NEW YORK, N.Y. – Express Scripts says its second-quarter net income more than tripled compared to last year, when costs from the pharmacy benefits manager’s acquisition of competitor Medco Health Solutions dented its performance.
The results topped Wall Street estimates but shares edged lower in after-hours trading.
The St. Louis company said Monday that it earned $543 million, or 66 cents per share, in the quarter ended June 30. That compares to $149.6 million, or 18 cents per share, a year ago.
Express Scripts said it earned $1.12 per share if one-time items are excluded.
Revenue fell 4 per cent to $26.43 billion.
Analysts surveyed by FactSet expected earnings of $1.10 per share on $25.50 billion in revenue.
Express Scripts Holding Co. is the nation’s largest pharmacy benefits manager. It runs prescription drug plans for employers, insurers and other customers. Express Scripts other PBMs process mail-order prescriptions and handle bills for prescriptions filled at retail pharmacies. They use large purchasing power to negotiate lower drug prices and make money by reducing costs for health plan sponsors and members.
The company said prescriptions fell 7 per cent after it lost a contract with UnitedHealth Group Inc., the largest U.S. health insurer. Express Scripts said it handled 369.4 million adjusted claims from continuing operations during the quarter.
Adjusted prescriptions count 90-day mail order prescriptions as three one-month prescriptions.
The company said it is looking for a new chief financial officer and current CFO Jeff Hall’s last day on the job will be Tuesday. It said Matthew Harper will be its interim CFO. Harper has been with the company since 2004 and became its vice-president in charge of financial planning and analysis in April.
Hall has been Express Scripts’ CFO since 2008, and the company said he will serve in a different role through Sept. 1 as part of its transition plan.
Express Scripts closed its $29.1 billion acquisition of Medco at the start of last year’s second quarter. The deal created a company big enough to handle the prescriptions of more than one in three Americans. Express Scripts has seen its revenue and prescription counts swell since the deal closed.
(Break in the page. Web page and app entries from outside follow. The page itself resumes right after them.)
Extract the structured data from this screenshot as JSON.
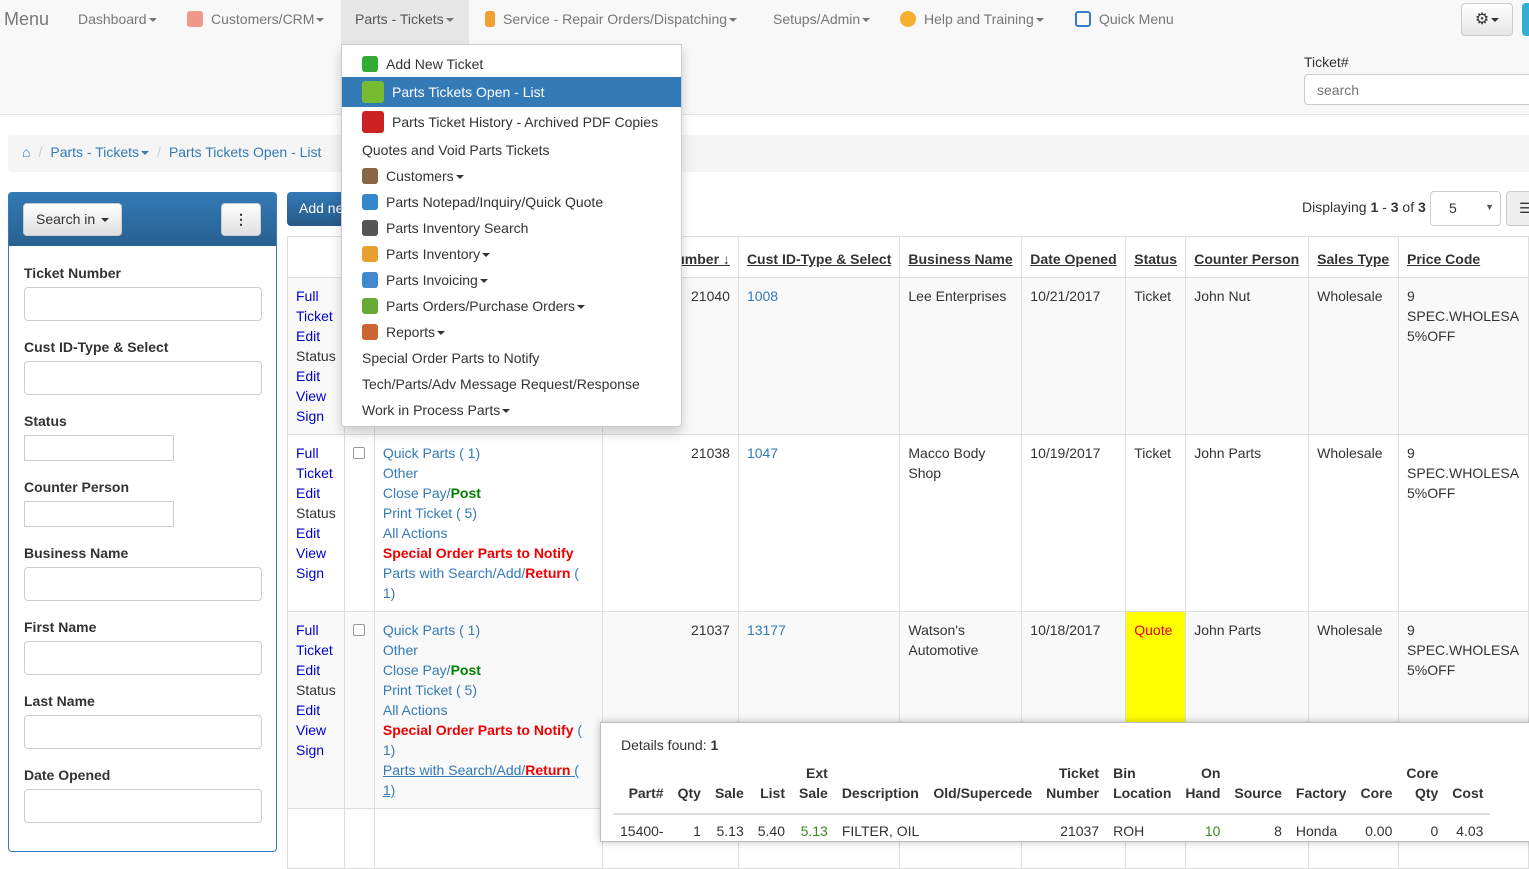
{
  "nav": {
    "menu": "Menu",
    "items": [
      "Dashboard",
      "Customers/CRM",
      "Parts - Tickets",
      "Service - Repair Orders/Dispatching",
      "Setups/Admin",
      "Help and Training",
      "Quick Menu"
    ],
    "ticket_label": "Ticket#",
    "ticket_placeholder": "search"
  },
  "breadcrumb": [
    "Parts - Tickets",
    "Parts Tickets Open - List"
  ],
  "dropdown": [
    "Add New Ticket",
    "Parts Tickets Open - List",
    "Parts Ticket History - Archived PDF Copies",
    "Quotes and Void Parts Tickets",
    "Customers",
    "Parts Notepad/Inquiry/Quick Quote",
    "Parts Inventory Search",
    "Parts Inventory",
    "Parts Invoicing",
    "Parts Orders/Purchase Orders",
    "Reports",
    "Special Order Parts to Notify",
    "Tech/Parts/Adv Message Request/Response",
    "Work in Process Parts"
  ],
  "sidebar": {
    "search_in": "Search in",
    "fields": [
      "Ticket Number",
      "Cust ID-Type & Select",
      "Status",
      "Counter Person",
      "Business Name",
      "First Name",
      "Last Name",
      "Date Opened"
    ]
  },
  "toolbar": {
    "add_new": "Add new",
    "displaying": "Displaying ",
    "from": "1",
    "dash": " - ",
    "to": "3",
    "of": " of ",
    "total": "3",
    "page_size": "5"
  },
  "table": {
    "headers": [
      "Ticket Number",
      "Cust ID-Type & Select",
      "Business Name",
      "Date Opened",
      "Status",
      "Counter Person",
      "Sales Type",
      "Price Code"
    ],
    "row_links": [
      "Full",
      "Ticket",
      "Edit",
      "Status",
      "Edit",
      "View",
      "Sign"
    ],
    "rows": [
      {
        "number": "21040",
        "cust": "1008",
        "business": "Lee Enterprises",
        "date": "10/21/2017",
        "status": "Ticket",
        "counter": "John Nut",
        "sales": "Wholesale",
        "price": [
          "9",
          "SPEC.WHOLESA",
          "5%OFF"
        ]
      },
      {
        "number": "21038",
        "cust": "1047",
        "business": "Macco Body Shop",
        "date": "10/19/2017",
        "status": "Ticket",
        "counter": "John Parts",
        "sales": "Wholesale",
        "price": [
          "9",
          "SPEC.WHOLESA",
          "5%OFF"
        ],
        "a_notify": "",
        "a_ret": " ( 1)"
      },
      {
        "number": "21037",
        "cust": "13177",
        "business": "Watson's Automotive",
        "date": "10/18/2017",
        "status": "Quote",
        "counter": "John Parts",
        "sales": "Wholesale",
        "price": [
          "9",
          "SPEC.WHOLESA",
          "5%OFF"
        ],
        "a_notify": " ( 1)",
        "a_ret": " ( 1)"
      }
    ],
    "actions": {
      "quick": "Quick Parts ( 1)",
      "other": "Other",
      "close": "Close Pay/",
      "post": "Post",
      "print": "Print Ticket ( 5)",
      "all": "All Actions",
      "notify": "Special Order Parts to Notify",
      "pws": "Parts with Search/Add/",
      "ret": "Return"
    }
  },
  "details": {
    "label": "Details found: ",
    "count": "1",
    "headers": [
      [
        "",
        "Part#"
      ],
      [
        "",
        "Qty"
      ],
      [
        "",
        "Sale"
      ],
      [
        "",
        "List"
      ],
      [
        "Ext",
        "Sale"
      ],
      [
        "",
        "Description"
      ],
      [
        "",
        "Old/Supercede"
      ],
      [
        "Ticket",
        "Number"
      ],
      [
        "Bin",
        "Location"
      ],
      [
        "On",
        "Hand"
      ],
      [
        "",
        "Source"
      ],
      [
        "",
        "Factory"
      ],
      [
        "",
        "Core"
      ],
      [
        "Core",
        "Qty"
      ],
      [
        "",
        "Cost"
      ]
    ],
    "row": [
      "15400-",
      "1",
      "5.13",
      "5.40",
      "5.13",
      "FILTER, OIL",
      "",
      "21037",
      "ROH",
      "10",
      "8",
      "Honda",
      "0.00",
      "0",
      "4.03"
    ]
  },
  "colors": {
    "primary": "#337ab7",
    "quote_bg": "#ffff00",
    "alert": "#ee0000"
  }
}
Express Scripts raised its full-year guidance to a range of $4.26 to $4.34 per share, up from its previous estimate of $4.23 to $4.33 per share. Analysts expect $4.29 per share on average.
Express Scripts said it should earn between $1.05 and $1.09 per share in the third quarter. Analysts expect $1.08 per share.
Shares of Express Scripts lost 73 cents to $66.93 in regular trading on Monday. The shares have climbed 23.9 per cent in 2012. In aftermarket trading the stock slipped another 13 cents to $66.80.
Express Scripts will hold a Tuesday morning conference call to discuss the results with analysts. Company executives also plan to share their thoughts on growth drivers for the industry and Express Scripts growth potential. The company typically releases its results after markets close and then hosts a call the next morning to go over them.
Express Scripts executives have said unemployment rates, low health care use and increased client demands and expectations all could influence its performance this year.